- _RECORDS PROVIDED_

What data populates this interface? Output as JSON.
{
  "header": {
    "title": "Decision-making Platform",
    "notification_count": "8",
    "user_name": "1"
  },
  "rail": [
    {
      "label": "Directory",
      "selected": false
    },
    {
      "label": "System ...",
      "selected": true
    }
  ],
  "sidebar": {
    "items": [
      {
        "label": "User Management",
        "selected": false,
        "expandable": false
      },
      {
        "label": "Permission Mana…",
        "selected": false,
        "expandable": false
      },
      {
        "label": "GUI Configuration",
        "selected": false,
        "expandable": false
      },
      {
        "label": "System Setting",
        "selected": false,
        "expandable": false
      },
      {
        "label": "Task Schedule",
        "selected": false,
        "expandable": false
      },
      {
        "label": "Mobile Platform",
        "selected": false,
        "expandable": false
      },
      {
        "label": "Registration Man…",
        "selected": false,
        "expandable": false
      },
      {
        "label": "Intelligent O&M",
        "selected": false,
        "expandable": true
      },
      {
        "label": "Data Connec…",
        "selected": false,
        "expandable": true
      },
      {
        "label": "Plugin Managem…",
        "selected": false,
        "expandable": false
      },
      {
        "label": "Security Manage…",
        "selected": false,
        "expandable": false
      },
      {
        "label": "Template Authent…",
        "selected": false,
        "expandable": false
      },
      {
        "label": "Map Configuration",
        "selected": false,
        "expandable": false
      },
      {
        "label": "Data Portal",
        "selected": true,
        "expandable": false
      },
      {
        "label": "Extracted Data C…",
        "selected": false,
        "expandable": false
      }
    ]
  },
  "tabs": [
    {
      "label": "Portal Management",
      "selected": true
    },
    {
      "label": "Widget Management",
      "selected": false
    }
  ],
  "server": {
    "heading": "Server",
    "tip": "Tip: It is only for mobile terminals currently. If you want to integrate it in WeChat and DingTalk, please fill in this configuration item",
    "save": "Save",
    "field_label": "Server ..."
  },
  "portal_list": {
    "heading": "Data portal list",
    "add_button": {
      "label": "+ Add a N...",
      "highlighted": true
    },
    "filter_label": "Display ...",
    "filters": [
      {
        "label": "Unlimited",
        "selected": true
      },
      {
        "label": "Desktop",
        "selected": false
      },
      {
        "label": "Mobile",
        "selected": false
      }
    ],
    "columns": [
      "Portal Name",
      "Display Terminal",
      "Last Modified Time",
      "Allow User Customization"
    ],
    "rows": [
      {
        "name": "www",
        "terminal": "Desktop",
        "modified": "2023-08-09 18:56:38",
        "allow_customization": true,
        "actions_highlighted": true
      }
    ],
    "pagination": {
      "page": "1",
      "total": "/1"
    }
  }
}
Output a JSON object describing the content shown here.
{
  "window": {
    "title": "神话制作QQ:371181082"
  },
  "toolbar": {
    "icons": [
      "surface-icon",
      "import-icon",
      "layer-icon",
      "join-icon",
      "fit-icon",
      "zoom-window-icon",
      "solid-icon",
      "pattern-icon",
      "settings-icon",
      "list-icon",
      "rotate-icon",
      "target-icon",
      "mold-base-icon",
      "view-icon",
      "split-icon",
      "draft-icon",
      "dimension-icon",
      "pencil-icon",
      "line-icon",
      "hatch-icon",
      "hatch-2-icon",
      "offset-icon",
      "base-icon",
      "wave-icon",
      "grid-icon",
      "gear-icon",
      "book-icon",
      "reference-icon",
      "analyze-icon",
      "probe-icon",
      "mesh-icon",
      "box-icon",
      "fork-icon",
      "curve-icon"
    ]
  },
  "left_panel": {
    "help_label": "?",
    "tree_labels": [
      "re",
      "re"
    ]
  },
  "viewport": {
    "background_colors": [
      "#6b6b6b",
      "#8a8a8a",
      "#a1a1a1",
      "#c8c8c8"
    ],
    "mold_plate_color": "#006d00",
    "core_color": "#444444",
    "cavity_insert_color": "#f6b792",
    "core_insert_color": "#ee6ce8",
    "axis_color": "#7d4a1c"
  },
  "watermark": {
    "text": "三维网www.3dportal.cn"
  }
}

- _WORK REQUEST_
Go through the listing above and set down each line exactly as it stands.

- _REPLY TO THE TASK_
What data populates this interface? Output as JSON.
{
  "header": {
    "title": "Decision-making Platform",
    "notification_count": "8",
    "user_name": "1"
  },
  "rail": [
    {
      "label": "Directory",
      "selected": false
    },
    {
      "label": "System ...",
      "selected": true
    }
  ],
  "sidebar": {
    "items": [
      {
        "label": "User Management",
        "selected": false,
        "expandable": false
      },
      {
        "label": "Permission Mana…",
        "selected": false,
        "expandable": false
      },
      {
        "label": "GUI Configuration",
        "selected": false,
        "expandable": false
      },
      {
        "label": "System Setting",
        "selected": false,
        "expandable": false
      },
      {
        "label": "Task Schedule",
        "selected": false,
        "expandable": false
      },
      {
        "label": "Mobile Platform",
        "selected": false,
        "expandable": false
      },
      {
        "label": "Registration Man…",
        "selected": false,
        "expandable": false
      },
      {
        "label": "Intelligent O&M",
        "selected": false,
        "expandable": true
      },
      {
        "label": "Data Connec…",
        "selected": false,
        "expandable": true
      },
      {
        "label": "Plugin Managem…",
        "selected": false,
        "expandable": false
      },
      {
        "label": "Security Manage…",
        "selected": false,
        "expandable": false
      },
      {
        "label": "Template Authent…",
        "selected": false,
        "expandable": false
      },
      {
        "label": "Map Configuration",
        "selected": false,
        "expandable": false
      },
      {
        "label": "Data Portal",
        "selected": true,
        "expandable": false
      },
      {
        "label": "Extracted Data C…",
        "selected": false,
        "expandable": false
      }
    ]
  },
  "tabs": [
    {
      "label": "Portal Management",
      "selected": true
    },
    {
      "label": "Widget Management",
      "selected": false
    }
  ],
  "server": {
    "heading": "Server",
    "tip": "Tip: It is only for mobile terminals currently. If you want to integrate it in WeChat and DingTalk, please fill in this configuration item",
    "save": "Save",
    "field_label": "Server ..."
  },
  "portal_list": {
    "heading": "Data portal list",
    "add_button": {
      "label": "+ Add a N...",
      "highlighted": true
    },
    "filter_label": "Display ...",
    "filters": [
      {
        "label": "Unlimited",
        "selected": true
      },
      {
        "label": "Desktop",
        "selected": false
      },
      {
        "label": "Mobile",
        "selected": false
      }
    ],
    "columns": [
      "Portal Name",
      "Display Terminal",
      "Last Modified Time",
      "Allow User Customization"
    ],
    "rows": [
      {
        "name": "www",
        "terminal": "Desktop",
        "modified": "2023-08-09 18:56:38",
        "allow_customization": true,
        "actions_highlighted": true
      }
    ],
    "pagination": {
      "page": "1",
      "total": "/1"
    }
  }
}
Output a JSON object describing the content shown here.
{
  "window": {
    "title": "神话制作QQ:371181082"
  },
  "toolbar": {
    "icons": [
      "surface-icon",
      "import-icon",
      "layer-icon",
      "join-icon",
      "fit-icon",
      "zoom-window-icon",
      "solid-icon",
      "pattern-icon",
      "settings-icon",
      "list-icon",
      "rotate-icon",
      "target-icon",
      "mold-base-icon",
      "view-icon",
      "split-icon",
      "draft-icon",
      "dimension-icon",
      "pencil-icon",
      "line-icon",
      "hatch-icon",
      "hatch-2-icon",
      "offset-icon",
      "base-icon",
      "wave-icon",
      "grid-icon",
      "gear-icon",
      "book-icon",
      "reference-icon",
      "analyze-icon",
      "probe-icon",
      "mesh-icon",
      "box-icon",
      "fork-icon",
      "curve-icon"
    ]
  },
  "left_panel": {
    "help_label": "?",
    "tree_labels": [
      "re",
      "re"
    ]
  },
  "viewport": {
    "background_colors": [
      "#6b6b6b",
      "#8a8a8a",
      "#a1a1a1",
      "#c8c8c8"
    ],
    "mold_plate_color": "#006d00",
    "core_color": "#444444",
    "cavity_insert_color": "#f6b792",
    "core_insert_color": "#ee6ce8",
    "axis_color": "#7d4a1c"
  },
  "watermark": {
    "text": "三维网www.3dportal.cn"
  }
}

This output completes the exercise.